There are things that Costa Ricans have in their life that we, as Americans, need in our lives! It’s a difficult thing for us to admit coming from a “do it yourself” culture. If we can get over that and realize we don’t have all the answers and that we don’t do everything right. There are things that are missing in our lives that our brothers and sisters in other countries have in spades, and LOVE to share with us. 

Long term relationships are reinforced by the ways teams are able to SHARE on a spiritual level with the people of Costa Rica.

Tell us about how teams from Costa Rica have also come to serve in the United States

Wil: I had noticed one Sunday sitting in church in Costa Rica that, for most of their lives, many of the kids in the church had grown up with mission teams coming to work at THEIR church. I realized that if we aren’t careful, then we’ll be leaving a skewed idea of mission being something done AT them. 

There was a team from First United Methodist Church in Blue Springs, Missouri that was here that week. I said to their leaders, "How cool would it be if we could take a group of youth from THIS church and give them an opportunity to GO and serve in the States?"

Well, six months later, Hurricane Katrina hit the United States. 

A few months after that, FUMC Blue Springs sent me an email saying that they would send us a check for as many plane tickets as we could get to meet them in Biloxi. So we took a group of youth from Costa Rica to serve with FUMC Blue Springs in Biloxi for a week doing hurricane relief work and it was amazing. We realized immediately that we HAVE to be doing this more often simply because the call of Acts 1:8 means the exact same thing to Costa Ricans as it does to us. So we have made an effort ever since then to continue bringing teams to the United States from Costa Rica. 

What have the trips the USA revealed about how the two cultures perceive each other?

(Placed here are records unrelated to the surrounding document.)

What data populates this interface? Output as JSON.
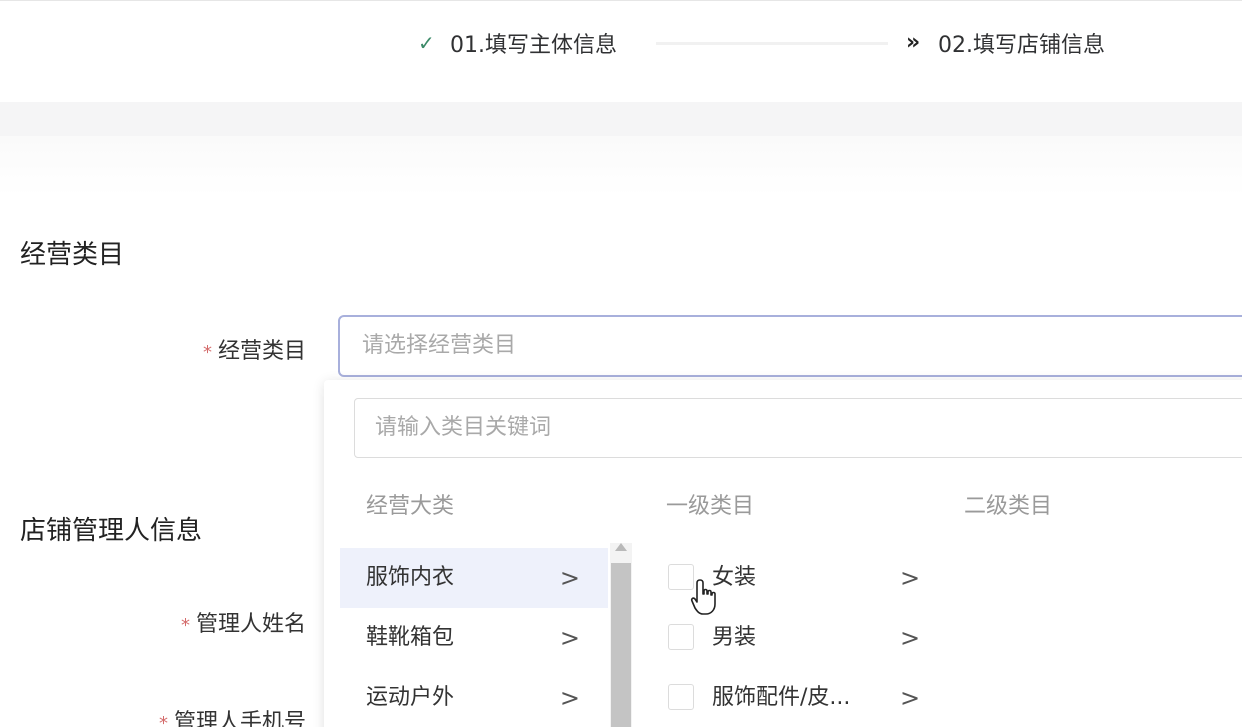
{
  "steps": [
    {
      "icon": "check-icon",
      "glyph": "✓",
      "label": "01.填写主体信息"
    },
    {
      "icon": "double-chevron-right-icon",
      "glyph": "»",
      "label": "02.填写店铺信息"
    }
  ],
  "sections": {
    "business_category": "经营类目",
    "store_manager": "店铺管理人信息"
  },
  "form": {
    "category_label": "经营类目",
    "category_placeholder": "请选择经营类目",
    "manager_name_label": "管理人姓名",
    "manager_phone_label": "管理人手机号",
    "required_mark": "*"
  },
  "dropdown": {
    "search_placeholder": "请输入类目关键词",
    "columns": {
      "major": "经营大类",
      "level1": "一级类目",
      "level2": "二级类目"
    },
    "major_items": [
      {
        "label": "服饰内衣",
        "active": true
      },
      {
        "label": "鞋靴箱包",
        "active": false
      },
      {
        "label": "运动户外",
        "active": false
      }
    ],
    "level1_items": [
      {
        "label": "女装",
        "checked": false
      },
      {
        "label": "男装",
        "checked": false
      },
      {
        "label": "服饰配件/皮...",
        "checked": false
      }
    ],
    "chevron_glyph": ">"
  },
  "colors": {
    "accent_border": "#a8b0dc",
    "active_row": "#eef1fb",
    "required": "#d46b6b",
    "check": "#3c8a68"
  }
}
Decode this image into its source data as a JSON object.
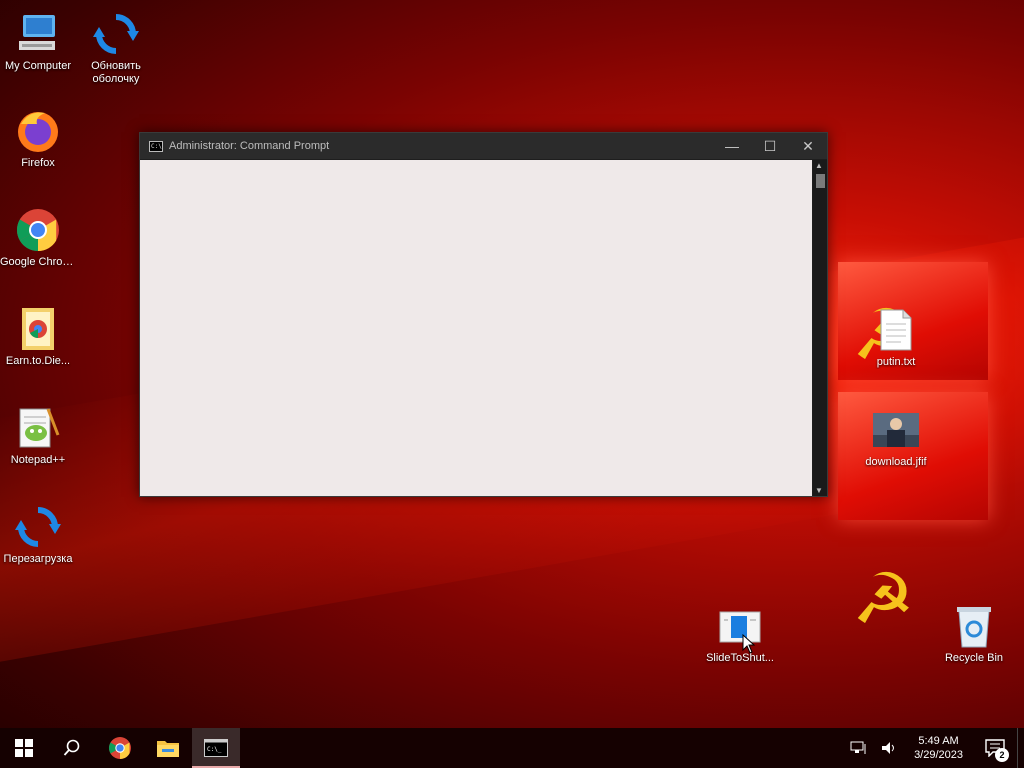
{
  "desktop": {
    "icons": [
      {
        "label": "My Computer"
      },
      {
        "label": "Обновить оболочку"
      },
      {
        "label": "Firefox"
      },
      {
        "label": "Google Chrome"
      },
      {
        "label": "Earn.to.Die..."
      },
      {
        "label": "Notepad++"
      },
      {
        "label": "Перезагрузка"
      },
      {
        "label": "putin.txt"
      },
      {
        "label": "download.jfif"
      },
      {
        "label": "SlideToShut..."
      },
      {
        "label": "Recycle Bin"
      }
    ]
  },
  "window": {
    "title": "Administrator:  Command Prompt",
    "minimize": "—",
    "maximize": "☐",
    "close": "✕"
  },
  "taskbar": {
    "start": "start-icon",
    "search": "search-icon",
    "pinned": [
      "chrome-icon",
      "file-explorer-icon",
      "command-prompt-icon"
    ],
    "time": "5:49 AM",
    "date": "3/29/2023",
    "notification_count": "2"
  }
}
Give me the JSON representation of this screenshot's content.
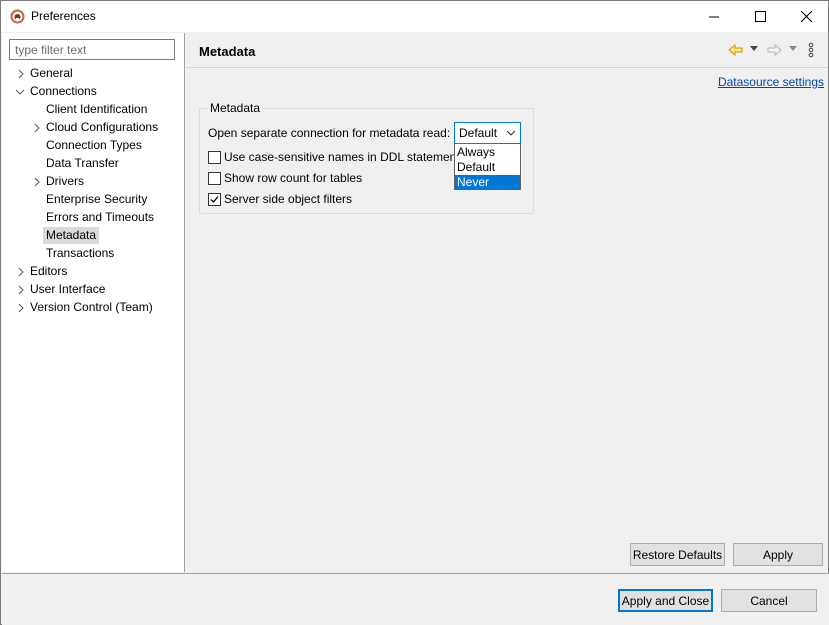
{
  "window": {
    "title": "Preferences",
    "app_icon": "dbeaver-beaver-icon",
    "controls": [
      "minimize-icon",
      "maximize-icon",
      "close-icon"
    ]
  },
  "sidebar": {
    "filter_placeholder": "type filter text",
    "items": [
      {
        "label": "General",
        "expandable": true,
        "expanded": false,
        "level": 0
      },
      {
        "label": "Connections",
        "expandable": true,
        "expanded": true,
        "level": 0
      },
      {
        "label": "Client Identification",
        "expandable": false,
        "level": 1
      },
      {
        "label": "Cloud Configurations",
        "expandable": true,
        "expanded": false,
        "level": 1
      },
      {
        "label": "Connection Types",
        "expandable": false,
        "level": 1
      },
      {
        "label": "Data Transfer",
        "expandable": false,
        "level": 1
      },
      {
        "label": "Drivers",
        "expandable": true,
        "expanded": false,
        "level": 1
      },
      {
        "label": "Enterprise Security",
        "expandable": false,
        "level": 1
      },
      {
        "label": "Errors and Timeouts",
        "expandable": false,
        "level": 1
      },
      {
        "label": "Metadata",
        "expandable": false,
        "level": 1,
        "selected": true
      },
      {
        "label": "Transactions",
        "expandable": false,
        "level": 1
      },
      {
        "label": "Editors",
        "expandable": true,
        "expanded": false,
        "level": 0
      },
      {
        "label": "User Interface",
        "expandable": true,
        "expanded": false,
        "level": 0
      },
      {
        "label": "Version Control (Team)",
        "expandable": true,
        "expanded": false,
        "level": 0
      }
    ]
  },
  "main": {
    "title": "Metadata",
    "nav_icons": [
      "back-arrow-icon",
      "back-dropdown-icon",
      "forward-arrow-icon",
      "forward-dropdown-icon",
      "view-menu-icon"
    ],
    "datasource_link": "Datasource settings",
    "group": {
      "legend": "Metadata",
      "metadata_read_label": "Open separate connection for metadata read:",
      "metadata_read_value": "Default",
      "metadata_read_options": [
        "Always",
        "Default",
        "Never"
      ],
      "highlighted_option": "Never",
      "checkboxes": [
        {
          "label": "Use case-sensitive names in DDL statements",
          "checked": false
        },
        {
          "label": "Show row count for tables",
          "checked": false
        },
        {
          "label": "Server side object filters",
          "checked": true
        }
      ]
    },
    "restore_defaults_label": "Restore Defaults",
    "apply_label": "Apply"
  },
  "footer": {
    "apply_close_label": "Apply and Close",
    "cancel_label": "Cancel"
  },
  "colors": {
    "accent": "#0078d7",
    "link": "#0645ad",
    "selection": "#d9d9d9"
  }
}
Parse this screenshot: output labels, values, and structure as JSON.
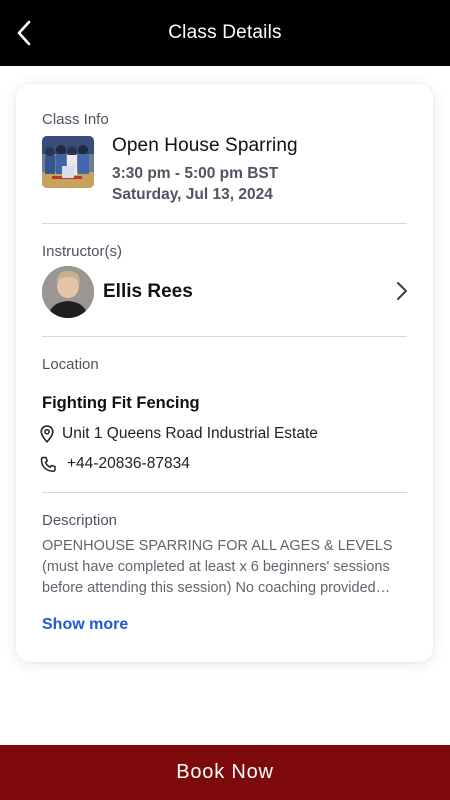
{
  "header": {
    "title": "Class Details",
    "back_icon": "chevron-left-icon"
  },
  "class_info": {
    "label": "Class Info",
    "name": "Open House Sparring",
    "time": "3:30 pm - 5:00 pm BST",
    "date": "Saturday, Jul 13, 2024"
  },
  "instructors": {
    "label": "Instructor(s)",
    "items": [
      {
        "name": "Ellis Rees"
      }
    ]
  },
  "location": {
    "label": "Location",
    "name": "Fighting Fit Fencing",
    "address": "Unit 1 Queens Road Industrial Estate",
    "phone": "+44-20836-87834"
  },
  "description": {
    "label": "Description",
    "text": "OPENHOUSE SPARRING FOR ALL AGES & LEVELS (must have completed at least x 6 beginners' sessions before attending this session) No coaching provided during this session.",
    "show_more": "Show more"
  },
  "actions": {
    "book_label": "Book Now"
  },
  "colors": {
    "header_bg": "#000000",
    "book_bg": "#7d0a0a",
    "link": "#1d5ad6"
  }
}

Wil: After partaking in a worship service in Costa Rica, visiting teams will discuss how even though it was two and a half hours long, it didn’t really seem that long. They talk about how there was a freedom of the Holy Spirit that was different than what they were accustomed to in the United States. 

When we took the Costa Rican team to the States, they said, “That was amazing! They’re so efficient! They got everything into an orderly 55 minute service and knew exactly what to do and where they were supposed to be!” 

Those two impressions show me this: That we are all just doing fine. 

To try and impose what people love about worship in the States on the churches in Costa Rica would be a disaster. Likewise, for mission teams who come to Costa Rica to try and impose what they love about worship in Costa Rica on their home churches, could also be a disaster. There are things that we can glean from both cultures to enhance our worship, but there are some round pegs in square holes too. I hope that the leaders strive to explain what’s good and right about what’s happening on BOTH sides